After delivering 10,000 devices, thousands of Wi-Fi hot spots, and 300,000 meals per week, Mobile County Public Schools created a hybrid system of instructional packets, online instruction, and television instruction to provide children and families choices in how continue their education.

Many systems around Mobile “just gave worksheets or busy work,” Superintendent Chresal Threadgill says, and he has faced backlash for expecting students to do more than the minimum. But he has faced down the criticism. “We have students who are already two and three years behind,” says Threadgill. “I could not afford for our students to stay out for five months without being engaged.”

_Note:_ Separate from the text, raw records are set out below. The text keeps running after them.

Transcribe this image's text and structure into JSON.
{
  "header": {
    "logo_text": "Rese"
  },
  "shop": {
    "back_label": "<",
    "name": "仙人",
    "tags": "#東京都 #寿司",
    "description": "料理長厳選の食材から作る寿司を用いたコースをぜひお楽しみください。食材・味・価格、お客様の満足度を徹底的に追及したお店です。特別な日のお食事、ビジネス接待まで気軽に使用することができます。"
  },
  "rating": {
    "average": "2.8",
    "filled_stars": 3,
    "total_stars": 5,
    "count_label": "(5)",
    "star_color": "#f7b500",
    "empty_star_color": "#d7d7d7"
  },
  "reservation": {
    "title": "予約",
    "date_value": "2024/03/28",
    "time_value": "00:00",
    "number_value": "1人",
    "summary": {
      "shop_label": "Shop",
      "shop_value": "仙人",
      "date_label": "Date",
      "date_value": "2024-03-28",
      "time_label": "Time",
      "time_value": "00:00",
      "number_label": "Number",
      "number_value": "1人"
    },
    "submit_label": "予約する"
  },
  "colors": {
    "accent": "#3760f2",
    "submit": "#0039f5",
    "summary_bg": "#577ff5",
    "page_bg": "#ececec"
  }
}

In this episode of ExtraOrdinary Districts in Extraordinary Times, Threadgill, Assistant Superintendent of Academics Lakesha Brackins, and George Hall Elementary School Principal Melissa Mitchell, talk about the challenges of operating in the time of coronavirus — including what’s involved in holding in-person graduation ceremonies.

Communicating with 54,000 students, their families, and 6,000 teachers and staff members was the biggest challenge, Threadgill says. To communicate clearly the district set up a website that provides information and textbooks and a hotline that provides technical assistance and homework help.

“When there’s something in the way, you have to figure out how to remove that obstacle,” Threadgill says. “That’s just leadership.”
Threadgill and Brackins are optimistic that the experience of closing school buildings will have the effect of bringing the district together and forcing improvement.

“We completely transformed education in Mobile County,” says Brackins. “This is going to make our district better.”
To read about George Hall Elementary School in Mobile, Alabama, see Schools that Succeed (Harvard Education Press, 2017).